Contingency theory in leadership posits that leaders are consistent in their behavior tendencies with differing situations. It suggests that leaders cannot change their behavior/style and instead recommends finding the right leader for the right situation” (PSU WC L. 6 p. 3). This general idea is that some leaders are more inclined to be successful in certain situations, and that just because they were successful in one situation, does not guarantee success in an entirely different situation. Based on the research of F.E. Fielder, it was concluded that certain leadership styles work best in certain types of situations (Northouse, 2007).
I have experienced this theory in action as someone who frequently participates in the hiring process at my current organization. Recently, there has been a job opening for a leadership position in my sales district. This individual would be a peer of mine. My direct manager asked that I take part in the hiring process for this replacement.
To set the stage, the former manager of this sales team was recently terminated. This was a termination that no one saw coming, and the sales team under this individual felt blindsided. This team was very tight knit, in fact the manager often had them over to his house for barbeques, and took them on “team outings” often. This team was in no way high performing but they were known for being very close with each other. When the manager was terminated, the morale within this group was destroyed. They began to not show up to work, calling off, applying for family leave, results dropped. They were in a bad place.

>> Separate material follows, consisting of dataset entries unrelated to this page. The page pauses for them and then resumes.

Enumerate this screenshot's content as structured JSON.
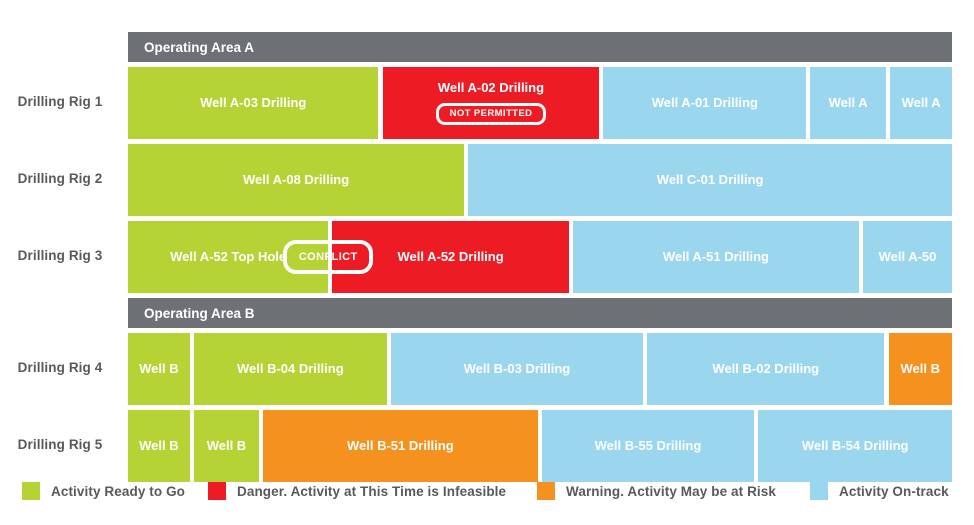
{
  "colors": {
    "green": "#b5d334",
    "red": "#ed1c24",
    "orange": "#f5911e",
    "blue": "#9ad7ef",
    "group_band": "#6d7175",
    "text": "#58595b",
    "background": "#ffffff"
  },
  "chart_data": {
    "type": "bar",
    "title": "",
    "xlabel": "",
    "ylabel": "",
    "grid": false,
    "legend_position": "bottom",
    "categories": [
      "Drilling Rig 1",
      "Drilling Rig 2",
      "Drilling Rig 3",
      "Drilling Rig 4",
      "Drilling Rig 5"
    ],
    "groups": [
      {
        "label": "Operating Area A",
        "rows": [
          "Drilling Rig 1",
          "Drilling Rig 2",
          "Drilling Rig 3"
        ]
      },
      {
        "label": "Operating Area B",
        "rows": [
          "Drilling Rig 4",
          "Drilling Rig 5"
        ]
      }
    ],
    "legend": [
      {
        "label": "Activity Ready to Go",
        "color": "#b5d334",
        "status": "ready"
      },
      {
        "label": "Danger. Activity at This Time is Infeasible",
        "color": "#ed1c24",
        "status": "danger"
      },
      {
        "label": "Warning. Activity May be at Risk",
        "color": "#f5911e",
        "status": "warning"
      },
      {
        "label": "Activity On-track",
        "color": "#9ad7ef",
        "status": "ontrack"
      }
    ],
    "rows": [
      {
        "label": "Drilling Rig 1",
        "bars": [
          {
            "label": "Well A-03 Drilling",
            "status": "ready",
            "start": 0,
            "end": 0.304
          },
          {
            "label": "Well A-02 Drilling",
            "status": "danger",
            "start": 0.309,
            "end": 0.572,
            "badge": "NOT PERMITTED"
          },
          {
            "label": "Well A-01 Drilling",
            "status": "ontrack",
            "start": 0.577,
            "end": 0.823
          },
          {
            "label": "Well A",
            "status": "ontrack",
            "start": 0.828,
            "end": 0.92
          },
          {
            "label": "Well A",
            "status": "ontrack",
            "start": 0.925,
            "end": 1.0
          }
        ]
      },
      {
        "label": "Drilling Rig 2",
        "bars": [
          {
            "label": "Well A-08 Drilling",
            "status": "ready",
            "start": 0,
            "end": 0.408
          },
          {
            "label": "Well C-01 Drilling",
            "status": "ontrack",
            "start": 0.413,
            "end": 1.0
          }
        ]
      },
      {
        "label": "Drilling Rig 3",
        "bars": [
          {
            "label": "Well A-52 Top Hole",
            "status": "ready",
            "start": 0,
            "end": 0.243
          },
          {
            "label": "Well A-52 Drilling",
            "status": "danger",
            "start": 0.248,
            "end": 0.535
          },
          {
            "label": "Well A-51 Drilling",
            "status": "ontrack",
            "start": 0.54,
            "end": 0.887
          },
          {
            "label": "Well A-50",
            "status": "ontrack",
            "start": 0.892,
            "end": 1.0
          }
        ],
        "floating_badge": {
          "label": "CONFLICT",
          "center": 0.243
        }
      },
      {
        "label": "Drilling Rig 4",
        "bars": [
          {
            "label": "Well B",
            "status": "ready",
            "start": 0,
            "end": 0.075
          },
          {
            "label": "Well B-04 Drilling",
            "status": "ready",
            "start": 0.08,
            "end": 0.314
          },
          {
            "label": "Well B-03 Drilling",
            "status": "ontrack",
            "start": 0.319,
            "end": 0.625
          },
          {
            "label": "Well B-02 Drilling",
            "status": "ontrack",
            "start": 0.63,
            "end": 0.918
          },
          {
            "label": "Well B",
            "status": "warning",
            "start": 0.923,
            "end": 1.0
          }
        ]
      },
      {
        "label": "Drilling Rig 5",
        "bars": [
          {
            "label": "Well B",
            "status": "ready",
            "start": 0,
            "end": 0.075
          },
          {
            "label": "Well B",
            "status": "ready",
            "start": 0.08,
            "end": 0.159
          },
          {
            "label": "Well B-51 Drilling",
            "status": "warning",
            "start": 0.164,
            "end": 0.497
          },
          {
            "label": "Well B-55 Drilling",
            "status": "ontrack",
            "start": 0.502,
            "end": 0.76
          },
          {
            "label": "Well B-54 Drilling",
            "status": "ontrack",
            "start": 0.765,
            "end": 1.0
          }
        ]
      }
    ]
  }
}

Considering all of the applicants that we were beginning to interview, we had a wide range of individuals to work with. All of them came with great past results on their current sales team. It was when my DM and I began to eliminate individuals that she made a great observation to me. She would need to be very careful who she put into this role based on the delicate state they were in. If she put someone in there that has a tendency to be more aggressive and tough, it could collapse this team. In effect, what she was doing was applying the contingency theory to her hiring decision. She understood that their leadership style would determine success in the role based around the current situation of the sales team. My DM recognized that “effective leadership is contingent on (depends on) matching a leader’s style to the right setting” (PSU WS L.6 p. 3).

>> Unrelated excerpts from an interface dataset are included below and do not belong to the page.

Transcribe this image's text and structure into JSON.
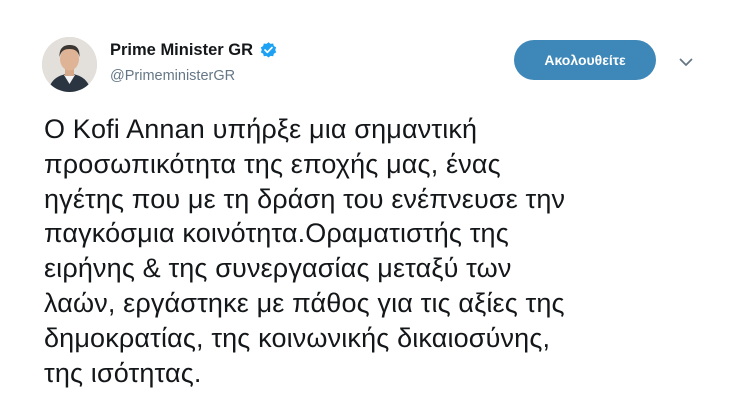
{
  "account": {
    "display_name": "Prime Minister GR",
    "handle": "@PrimeministerGR",
    "verified": true,
    "verified_icon": "verified-badge-icon",
    "avatar_icon": "avatar"
  },
  "actions": {
    "follow_label": "Ακολουθείτε",
    "more_icon": "chevron-down-icon"
  },
  "tweet": {
    "lines": [
      "Ο Kofi Annan υπήρξε μια σημαντική",
      "προσωπικότητα της εποχής μας, ένας",
      "ηγέτης που με τη δράση του ενέπνευσε την",
      "παγκόσμια κοινότητα.Οραματιστής της",
      "ειρήνης & της συνεργασίας μεταξύ των",
      "λαών, εργάστηκε με πάθος για τις αξίες της",
      "δημοκρατίας, της κοινωνικής δικαιοσύνης,",
      "της ισότητας."
    ]
  },
  "colors": {
    "follow_button_bg": "#3d88b8",
    "verified_blue": "#1da1f2",
    "handle_gray": "#657786",
    "text": "#14171a"
  }
}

Taking into consideration how Fielder evaluated the general styles applied by leaders, this position would be best suited for a leader that is high on the LPC scale. Leaders that rate high here are motivated by relationships, and focus first on building and maintaining relationships with their followers (PSU WC, L6. P. 5). This is one advantage of the application of this theory; it has predictive power (Northouse, 2007 p. 117). Contingency theory can help us predict the success of a leader in certain situations, and in this case, placing a leader with a high priority of tasks versus relationships could be detrimental to both the leader and team success. In fact, placing a leader in a situation not suited to their style can cause stress and anxiety and result in immature way of that leader coping and likely leads to poor decisions (PSU WC L.6 p.5).

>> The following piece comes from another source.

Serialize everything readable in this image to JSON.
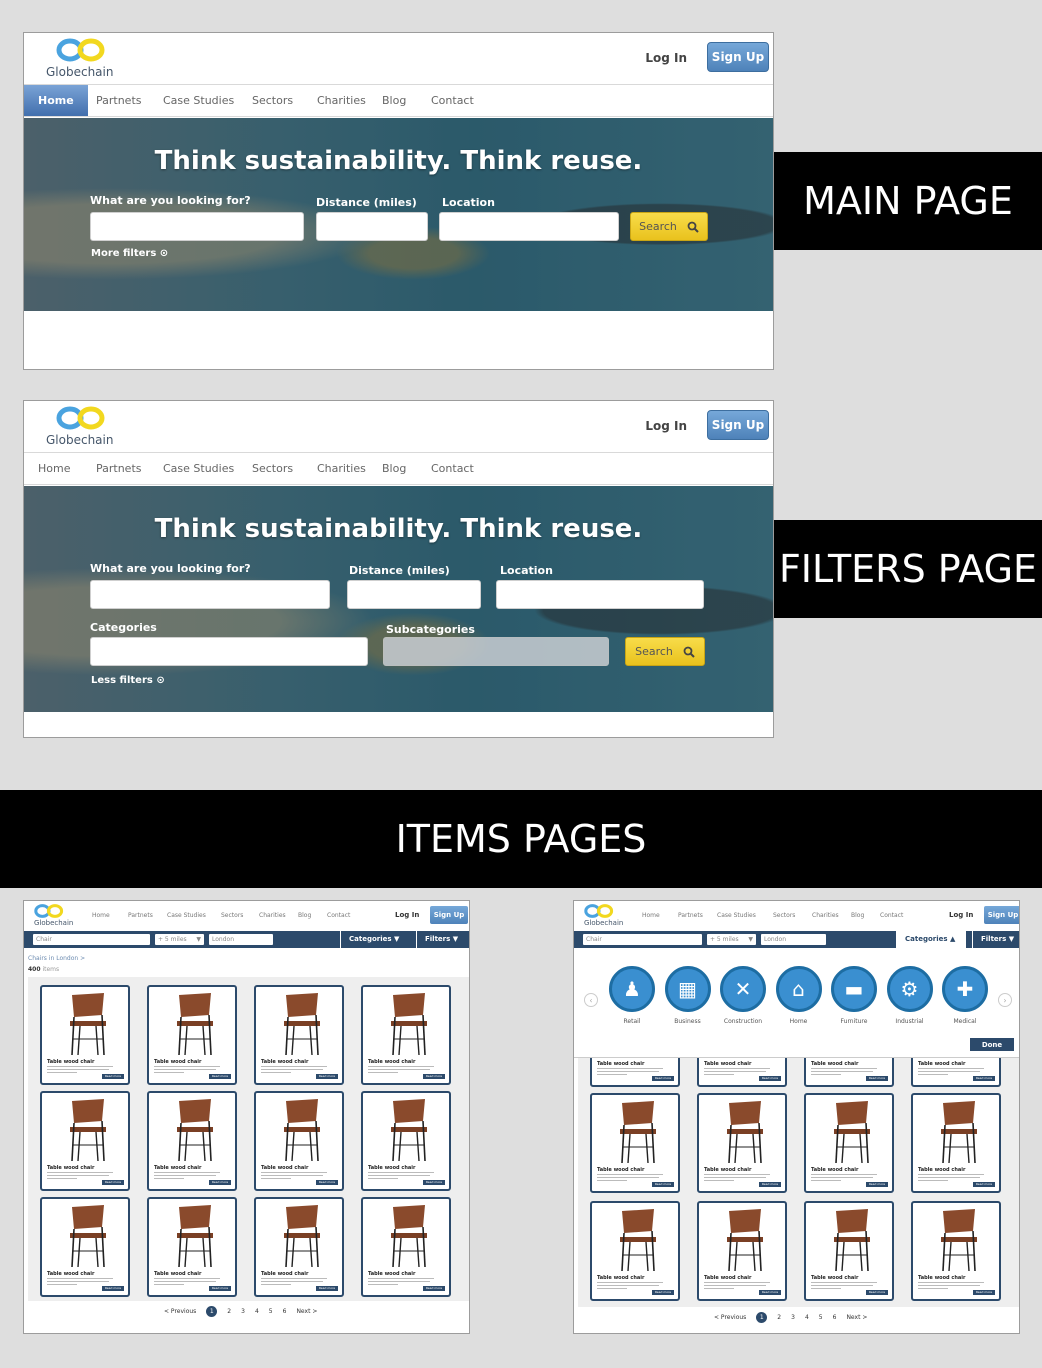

There is truly something to be said about placing the right leader in the right situation. While it may not be realistic to remove a leader from a situation their style does not match with, if you play any part in the hiring process it would be wise to consider the situation in which you are placing this leader and examining if their leadership style is best suited to that unique situation. It is much easier to make smarter hiring decisions that it is to fix a bad hiring decision. In fact, “companies should try to place leaders in optimal situations, in situations that are ideal for their leadership style” (Northouse, 2007 p.117).
Northouse, Peter Guy. Contingency Theory. Leadership: Theory and Practice. Thousand Oaks. SAGE. 2007 1452203407. Pp. 113-126
Pennsylvania State University World Campus. (2019). Lesson 6: Contingency & path-goal theories. PSYCH485: Leadership in Work Settings. Retrieved May 27, 2019, from https://courses.worldcampus.psu.edu/canvas/su19/2195min-5376/content/06_lesson/printlesson.html (Links to an external site.)Links to an external site.